This seems to contradict what the Arizona Republic published. However, "other microorganisms" could include anything from rickettsia to prions. I enjoy the language of advertising! :-)
I nearly forgot! In another post, you wrote, "Citrus packers have found household bleach and baking soda to be the most effective disinfectant for washing fruit. I think their mixture amounts to a teaspoon of bleach and a teaspoon of baking soda per quart of water."
Your fascination with bleach and baking soda is amusing, but I'll have to do my homework before I decide how scientific it is.
Percussion: a masterful mix of speed, force and finesse.
Add pictures here
<% if( /^image/.test(type) ){ %>
<% } %>
<%-name%>
Add image file
Upload
"Michael A. Ball" wrote:

The line I quoted is from the paragraph you quoted. Did you quote it without knowing what they were talking about? They clearly said they were talking about Clorox spray and that this is dilute sodium hypochlorite.

What is the toxic dose of bleach for a bacteria cell? It would take a certain concentration of salt, for example, to kill the cell, but it takes only chlorate anion. As I recall, a gram molecular weight of bleach can produce 6 x 10^24 chlorate anions.
Paradoxically, with a dilute solution, such as 0.0095%, you won't have to wait so long for an anion to find the germ because there will be more anions in the water than in a 5% solution.

http://en.wikipedia.org/wiki/Water_purification Scroll to Disinfection.

That is sometimes the most economical way to put chlorate anions into drinking water. It's tricky in pools because swimmers can end up in hydrochloric acid.

http://www.fao.org/Wairdocs/X5403E/x5403e05.htm That says 0.005% to 0.01% sodium hypochlorite, roughly the same as the Chlorox spray, is a rule of thumb for packing citrus fruit.
The paper in question is 98-020 "Use of Sodium Bicarbonate in a High Pressure Scale Washer for the Control of Postharvest Mold of Citrus Fruit," dated December 31, 2000. It was prepared for the California Department of Pesticide Regulation by Paul Sorenson, Principal Investigator for Sunkist Growers Inc.
The concentration of sodium hypochlorite was 200 ppm, a little higher than usual. The bicarbonate brought the pH down to 8.3-8.4, which allowed 13% of the chlorate to be available.
Spraying the bleach solution alone didn't reduce decay at all. Spraying with sodium ortho-phenyl phenate, followed by the bleach solution at 100 psi reduced decay by 4.5% Adding 3% sodium bicarbonate to the bleach solution reduced decay about 77% if dipped 35 seconds and 78.7% if sprayed at 100 psi.
This was a worst-case scenario, using oranges 5 days old. Tests with oranges less than 36 hours old showed nearly 100% decay control.
So baking soda can increase the efficacy of bleach from 0% to approximately 100%, and that's at a concentration of 200 ppm, which I think you consider "not a toxic level dose". *** Free account sponsored by SecureIX.com *** *** Encrypt your Internet usage with a free VPN account from http://www.SecureIX.com ***
Add pictures here
<% if( /^image/.test(type) ){ %>
<% } %>
<%-name%>
Add image file
Upload
BeesMom9905 wrote:

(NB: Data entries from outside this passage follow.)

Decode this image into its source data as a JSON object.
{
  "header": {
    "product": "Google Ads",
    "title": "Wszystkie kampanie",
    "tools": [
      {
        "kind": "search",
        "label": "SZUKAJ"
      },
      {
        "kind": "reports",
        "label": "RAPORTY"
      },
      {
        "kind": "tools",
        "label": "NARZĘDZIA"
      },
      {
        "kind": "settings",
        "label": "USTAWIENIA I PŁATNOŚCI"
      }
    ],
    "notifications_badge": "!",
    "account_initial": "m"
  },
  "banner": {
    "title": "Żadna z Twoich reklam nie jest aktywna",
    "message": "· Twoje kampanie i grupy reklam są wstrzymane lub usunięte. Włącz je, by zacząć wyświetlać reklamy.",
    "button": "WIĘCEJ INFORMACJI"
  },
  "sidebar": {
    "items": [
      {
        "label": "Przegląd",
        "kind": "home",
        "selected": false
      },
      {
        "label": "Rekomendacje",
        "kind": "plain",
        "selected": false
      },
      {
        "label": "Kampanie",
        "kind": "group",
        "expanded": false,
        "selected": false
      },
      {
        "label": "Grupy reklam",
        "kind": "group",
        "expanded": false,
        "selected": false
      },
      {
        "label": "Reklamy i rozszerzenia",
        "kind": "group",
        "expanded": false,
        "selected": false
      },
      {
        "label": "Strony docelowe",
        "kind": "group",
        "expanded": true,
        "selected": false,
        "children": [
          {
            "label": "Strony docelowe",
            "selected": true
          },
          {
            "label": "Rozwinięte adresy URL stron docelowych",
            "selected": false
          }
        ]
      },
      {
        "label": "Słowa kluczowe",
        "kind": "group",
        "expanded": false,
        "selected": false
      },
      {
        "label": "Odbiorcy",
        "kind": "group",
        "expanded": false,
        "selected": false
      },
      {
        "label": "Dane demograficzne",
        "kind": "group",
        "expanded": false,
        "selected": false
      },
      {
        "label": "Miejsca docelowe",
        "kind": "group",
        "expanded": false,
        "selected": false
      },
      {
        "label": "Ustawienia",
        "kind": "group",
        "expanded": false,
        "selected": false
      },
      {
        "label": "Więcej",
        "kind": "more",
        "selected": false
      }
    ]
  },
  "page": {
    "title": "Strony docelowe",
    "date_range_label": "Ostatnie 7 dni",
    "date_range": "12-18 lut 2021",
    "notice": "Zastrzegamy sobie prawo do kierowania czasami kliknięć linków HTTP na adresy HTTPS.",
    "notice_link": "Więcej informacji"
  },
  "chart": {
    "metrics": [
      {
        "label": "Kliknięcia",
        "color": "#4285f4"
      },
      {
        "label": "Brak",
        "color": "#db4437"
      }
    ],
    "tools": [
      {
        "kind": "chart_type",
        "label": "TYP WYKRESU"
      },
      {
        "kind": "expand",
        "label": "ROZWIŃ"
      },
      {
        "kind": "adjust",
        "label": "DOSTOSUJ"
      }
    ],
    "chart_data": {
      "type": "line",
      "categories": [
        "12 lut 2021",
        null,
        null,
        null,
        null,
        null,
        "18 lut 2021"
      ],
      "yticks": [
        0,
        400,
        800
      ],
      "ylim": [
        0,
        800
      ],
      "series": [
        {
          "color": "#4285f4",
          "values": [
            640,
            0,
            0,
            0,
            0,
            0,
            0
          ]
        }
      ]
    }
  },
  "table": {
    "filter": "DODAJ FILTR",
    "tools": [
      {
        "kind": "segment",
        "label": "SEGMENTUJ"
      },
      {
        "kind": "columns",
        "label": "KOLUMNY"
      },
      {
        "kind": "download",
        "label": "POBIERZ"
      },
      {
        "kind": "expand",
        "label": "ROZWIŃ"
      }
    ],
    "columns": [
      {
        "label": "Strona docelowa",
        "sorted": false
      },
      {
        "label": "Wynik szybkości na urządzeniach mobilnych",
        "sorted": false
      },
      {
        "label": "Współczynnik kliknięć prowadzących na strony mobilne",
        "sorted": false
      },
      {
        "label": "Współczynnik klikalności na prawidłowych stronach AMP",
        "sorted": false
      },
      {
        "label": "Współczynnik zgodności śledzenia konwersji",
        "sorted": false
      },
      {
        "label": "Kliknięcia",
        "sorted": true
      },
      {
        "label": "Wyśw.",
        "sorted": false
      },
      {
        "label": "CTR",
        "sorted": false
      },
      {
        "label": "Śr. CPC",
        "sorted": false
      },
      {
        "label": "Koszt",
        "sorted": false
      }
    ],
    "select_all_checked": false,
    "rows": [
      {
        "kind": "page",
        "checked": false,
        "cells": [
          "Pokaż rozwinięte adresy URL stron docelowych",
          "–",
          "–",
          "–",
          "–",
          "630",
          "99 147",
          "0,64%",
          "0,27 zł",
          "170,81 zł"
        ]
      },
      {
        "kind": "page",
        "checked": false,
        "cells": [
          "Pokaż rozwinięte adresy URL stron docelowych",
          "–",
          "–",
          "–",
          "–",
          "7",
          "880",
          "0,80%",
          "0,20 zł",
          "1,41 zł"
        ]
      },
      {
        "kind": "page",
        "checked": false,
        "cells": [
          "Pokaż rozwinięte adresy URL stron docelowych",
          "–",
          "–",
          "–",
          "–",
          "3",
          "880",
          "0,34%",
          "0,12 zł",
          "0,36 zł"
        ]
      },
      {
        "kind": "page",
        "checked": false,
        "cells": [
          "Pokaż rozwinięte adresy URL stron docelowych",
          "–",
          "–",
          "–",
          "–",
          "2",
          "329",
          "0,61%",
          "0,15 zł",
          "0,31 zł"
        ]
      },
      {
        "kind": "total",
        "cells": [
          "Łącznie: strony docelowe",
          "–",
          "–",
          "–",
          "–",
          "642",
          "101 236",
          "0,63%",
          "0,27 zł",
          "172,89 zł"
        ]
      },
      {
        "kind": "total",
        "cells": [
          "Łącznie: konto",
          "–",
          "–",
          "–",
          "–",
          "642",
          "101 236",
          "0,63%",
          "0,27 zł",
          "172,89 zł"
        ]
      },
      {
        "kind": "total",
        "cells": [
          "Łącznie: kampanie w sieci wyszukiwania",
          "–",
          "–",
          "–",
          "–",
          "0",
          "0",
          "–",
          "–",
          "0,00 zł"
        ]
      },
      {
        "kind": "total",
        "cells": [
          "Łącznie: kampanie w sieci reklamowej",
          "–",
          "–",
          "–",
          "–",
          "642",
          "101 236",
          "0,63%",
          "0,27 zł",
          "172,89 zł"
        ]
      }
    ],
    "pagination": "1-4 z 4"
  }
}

I don't know what's in that spray.
Citrus packers have found household bleach and baking soda to be the most effective disinfectant for washing fruit. I think their mixture amounts to a teaspoon of bleach and a teaspoon of baking soda per quart of water.
I use it in the kitchen. The baking soda helps the bleach work faster, helps it remove greasy films, and makes it milder to the hands. Once mixed, the shelf life is short, maybe less than a day. I keep some bleach in a detergent bottle and some baking soda in a shaker so I can mix some disenfectant in a jiffy. For some uses I add less water. *** Free account sponsored by SecureIX.com *** *** Encrypt your Internet usage with a free VPN account from http://www.SecureIX.com ***
Add pictures here
<% if( /^image/.test(type) ){ %>
<% } %>
<%-name%>
Add image file
Upload

HomeOwnersHub.com is a website for homeowners and building and maintenance pros. It is not affiliated with any of the manufacturers or service providers discussed here. All logos and trade names are the property of their respective owners.